It is hard for me to accept that I got so little done on the land this summer. Practically nothing, in fact, except moving the sheep every day and mowing after them. Almost zero on the gardens or on the fencing. The back field is not mowed and is knee-high in dead weeds. The deep bedding has not been mucked from the sheep stalls. I never built the new barn doors.

I keep thinking: How did this happen? I want to wail, But I never took a single day off!

OK. I try to remember the accomplishments. I did finish paneling the mudroom and building the lockers with Tom. I did put up a brick wall. I did work with Damon to fix the driveway. I did put up sheetrock in the basement. I did pick hundreds of rocks in the backyard. I did get the well pump repaired. Damon, Larry, and I did dig up and replace the faulty frost-free hydrant in the barn paddock. I did get the cookstove in from the garage and have it fixed. I did take the bull and steer to slaughter and then pick up and deliver all the meat to customers. I did sell half a dozen lambs and geese. I did replace the railings on the apartment deck. I did repair Mama’s fan. I did go to Connecticut for my granddaughter’s surgery. I did put up doors on the garden shed. I did attend multiple doctor appointments. I did unpack dozens of boxes.

Nevertheless, looking at my long list remaining, it’s hard to escape the sinking feeling that I got nothing done.


Working

October 14, 2018

I’m feeling hammered by time (not enough), chores (too many), and the weather (getting steadily colder). Yesterday as I worked outside all day it repeatedly snowed on me. Thankfully, nothing is sticking yet.
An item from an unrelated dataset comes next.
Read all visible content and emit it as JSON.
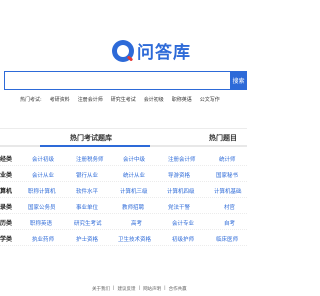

This morning it is 33°.

My friend Larry in town kindly lent me his dump trailer so I can muck deep bedding out of the two sheep stalls (one 12×18, the other 10×32, both 18″ deep in soiled hay that has hardened to near adobe) and drop it in the back field. This is a huge help. The bedding is too heavy and thick for my little spreader until it after has rotted for a year. The only problem is that my ramp, built for my little spreader, is too steep. Yesterday I struggled with my bad knee and bad elbow to force 200-lb loads up the steep angle. By the end of the day I was so tired I was trembling, and the last load twisted away from me to dump on the ground. Today I will try to devise a ramp for the back.

I wouldn’t mind the challenge but my eye is on the clock.

I still have 32 reports to write today and meanwhile this afternoon the temperature is due to rise above 50°. I loathe painting and am not good at it, but I have to paint the front porch. Of course I have no paint brush so I will need to run into the hardware store… a wasted hour.

Go, go, go!


Fall is Here

October 13, 2018

It is suddenly colder. This morning at 4:30 it was raining and 34°. By Thursday we are due to have snow. DH fired up the gas stove this morning for the first time since April.

Leaves began falling early in the week …

and after days of wind and rain, many trees are already stripped bare.

I have heard nothing from my builder. With rain and snow predicted and daytime temperatures hovering in the 30s and 40s, it appears that after the long, hot summer of drought when he was “too busy” to return, it is now too late to do any of the exterior painting. It is difficult for me to get past feeling angry and betrayed. But this is a waste of energy, I know, so I am trying to shove emotion aside and make calm, practical lists for whatever I can do to make progress and keep the house from damage.

DH and I have had a long week of late work nights and little sleep, and I am grateful to have reached the haven of the weekend. There are plenty of chores to tackle, but in between I will bake bread and make soup for a cozy fall supper.